People ask me all the time what is wrong with this city. They tell me it's dirty, houses are falling down, sidewalks are crumbling, and the city seems dead.

Well, I think the City Council and the mayor should answer those questions. This city has problems, and as the governing body and top official of the city, those problems need answers. We don't need public outbursts or verbal jabs, we need answers. After all, that is why they were elected.

Think about it Chris. Isn't it obvious? The obstructionists on the council don't have any plan, unless it is to delay the Scribner Place redevelopment project until it is so costly as to be undoable. The so-called "rescission" of the EDIT pledge was illegal - that pledge is still in effect, no matter how much or how often the Gang of Four congratulate themselves. Once pledged, that commitment cannot be rescinded.

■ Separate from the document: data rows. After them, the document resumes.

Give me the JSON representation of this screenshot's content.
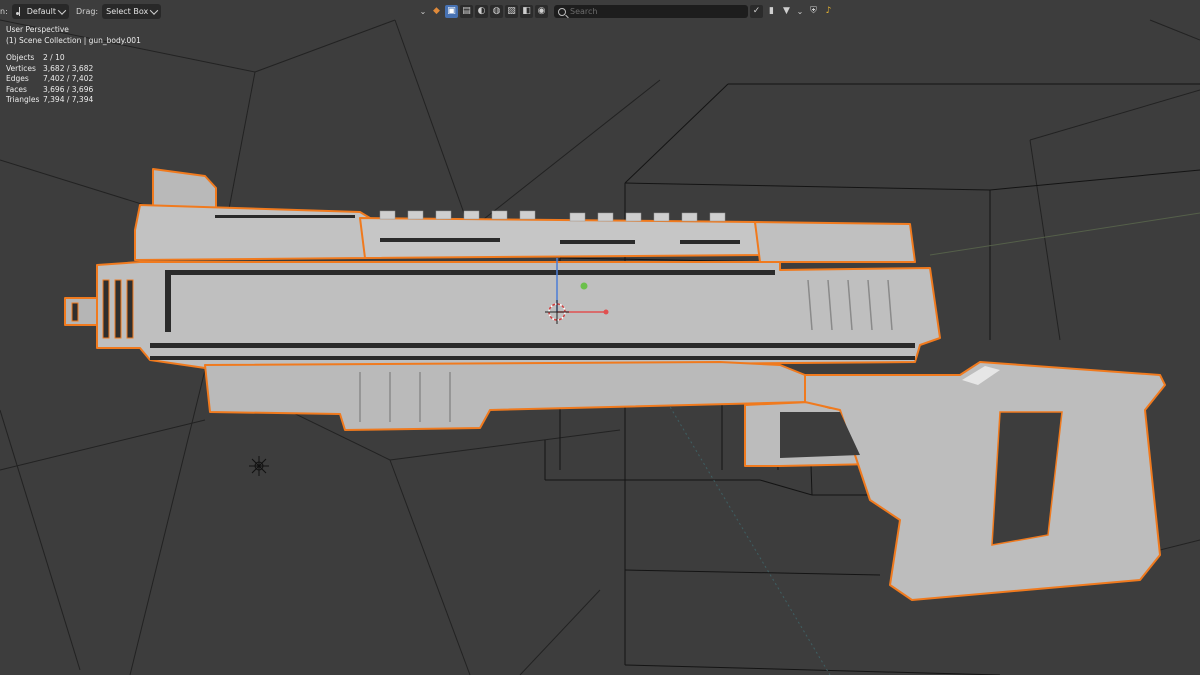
{
  "header": {
    "orientation_label": "n:",
    "orientation_value": "Default",
    "drag_label": "Drag:",
    "drag_value": "Select Box"
  },
  "toolbar": {
    "icons": [
      "chevron-down-icon",
      "mesh-data-icon",
      "select-icon",
      "outliner-icon",
      "sphere-icon",
      "globe-icon",
      "image-icon",
      "scene-icon",
      "camera-icon",
      "bookmark-icon",
      "filter-icon",
      "shield-icon",
      "bell-icon"
    ],
    "search_placeholder": "Search",
    "search_value": ""
  },
  "overlay": {
    "view_name": "User Perspective",
    "collection": "(1) Scene Collection | gun_body.001",
    "stats": [
      {
        "label": "Objects",
        "value": "2 / 10"
      },
      {
        "label": "Vertices",
        "value": "3,682 / 3,682"
      },
      {
        "label": "Edges",
        "value": "7,402 / 7,402"
      },
      {
        "label": "Faces",
        "value": "3,696 / 3,696"
      },
      {
        "label": "Triangles",
        "value": "7,394 / 7,394"
      }
    ]
  },
  "colors": {
    "viewport_bg": "#3d3d3d",
    "selection_outline": "#f07a1e",
    "mesh_fill": "#bdbdbd",
    "active_button": "#4772b3"
  }
}
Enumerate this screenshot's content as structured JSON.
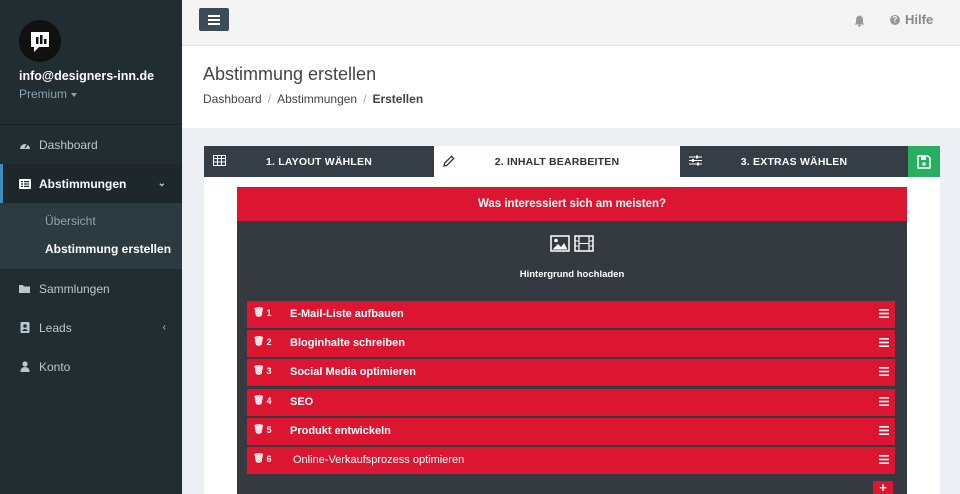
{
  "profile": {
    "email": "info@designers-inn.de",
    "plan": "Premium"
  },
  "nav": {
    "items": [
      {
        "label": "Dashboard",
        "icon": "dashboard-icon"
      },
      {
        "label": "Abstimmungen",
        "icon": "list-icon"
      },
      {
        "label": "Sammlungen",
        "icon": "folder-icon"
      },
      {
        "label": "Leads",
        "icon": "contact-book-icon"
      },
      {
        "label": "Konto",
        "icon": "user-icon"
      }
    ],
    "subitems": [
      {
        "label": "Übersicht"
      },
      {
        "label": "Abstimmung erstellen"
      }
    ]
  },
  "topbar": {
    "help_label": "Hilfe"
  },
  "header": {
    "title": "Abstimmung erstellen",
    "breadcrumb": [
      "Dashboard",
      "Abstimmungen",
      "Erstellen"
    ]
  },
  "tabs": [
    {
      "label": "1. LAYOUT WÄHLEN",
      "icon": "table-icon"
    },
    {
      "label": "2. INHALT BEARBEITEN",
      "icon": "pencil-icon"
    },
    {
      "label": "3. EXTRAS WÄHLEN",
      "icon": "sliders-icon"
    }
  ],
  "editor": {
    "question": "Was interessiert sich am meisten?",
    "background_label": "Hintergrund hochladen",
    "answers": [
      {
        "num": "1",
        "text": "E-Mail-Liste aufbauen"
      },
      {
        "num": "2",
        "text": "Bloginhalte schreiben"
      },
      {
        "num": "3",
        "text": "Social Media optimieren"
      },
      {
        "num": "4",
        "text": "SEO"
      },
      {
        "num": "5",
        "text": "Produkt entwickeln"
      },
      {
        "num": "6",
        "text": "Online-Verkaufsprozess optimieren"
      }
    ],
    "add_label": "+"
  },
  "colors": {
    "sidebar": "#222d32",
    "accent_red": "#dc1530",
    "dark_panel": "#343a40",
    "save_green": "#27ae60"
  }
}
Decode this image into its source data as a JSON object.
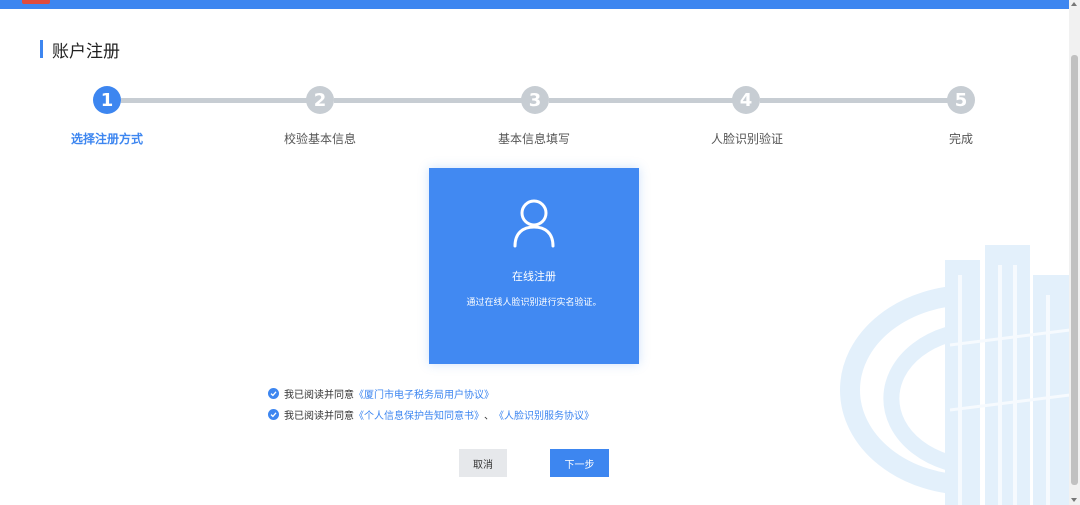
{
  "page": {
    "title": "账户注册"
  },
  "steps": [
    {
      "number": "1",
      "label": "选择注册方式",
      "active": true
    },
    {
      "number": "2",
      "label": "校验基本信息",
      "active": false
    },
    {
      "number": "3",
      "label": "基本信息填写",
      "active": false
    },
    {
      "number": "4",
      "label": "人脸识别验证",
      "active": false
    },
    {
      "number": "5",
      "label": "完成",
      "active": false
    }
  ],
  "card": {
    "icon": "user-icon",
    "title": "在线注册",
    "description": "通过在线人脸识别进行实名验证。"
  },
  "agreements": [
    {
      "prefix": "我已阅读并同意",
      "link1": "《厦门市电子税务局用户协议》",
      "separator": "",
      "link2": ""
    },
    {
      "prefix": "我已阅读并同意",
      "link1": "《个人信息保护告知同意书》",
      "separator": "、",
      "link2": "《人脸识别服务协议》"
    }
  ],
  "buttons": {
    "cancel": "取消",
    "next": "下一步"
  },
  "colors": {
    "primary": "#3d86f0",
    "inactive": "#c7cdd3",
    "card": "#4189f2"
  }
}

And as for the dirt, the crumbling sidewalks, and the falling houses? That's the way they want New Albany to be, and to stay. They know that without a vigorous press vigilance (and the metropolitan paper is their tool, not a watchdog), the mayor will be blamed. Few pay any attention to the votes or actions of the council. They rely on their belief that in New Albany, "it must be the mayor's fault."

For the record, here are the clueless, lawbreaking council members who STILL haven't offered an alternative to the sanitation department deficit, but insist "there has to be a better way," and who tried to vote to rescind the Scribner Place commitment (and, by the way, who continue to oppose the effective enforcement of city ordinances - see below for one reason why):

Larry Kochert, 4th District
Steve Price, 3rd District
Bill Schmidt, 2nd District
Dan Coffey, 1st District
and Donnie Blevins, at-large council member, who is so conflicted on this issue that he should rightly have abstained completely, but who clearly lacks any sense of propriety.

Four of these men have clear and glaring conflicts of interest in their opposition to the mayor's efforts to "Clean Up New Albany." And the fifth is just looking out for his political buddies, who have controlled things so long they can't believe anyone might want a change.

Don't forget these men when 2007 rolls around. All would be up for re-election, although Schmidt and Kochert have told supporters they are, at long last, retiring from the public arena.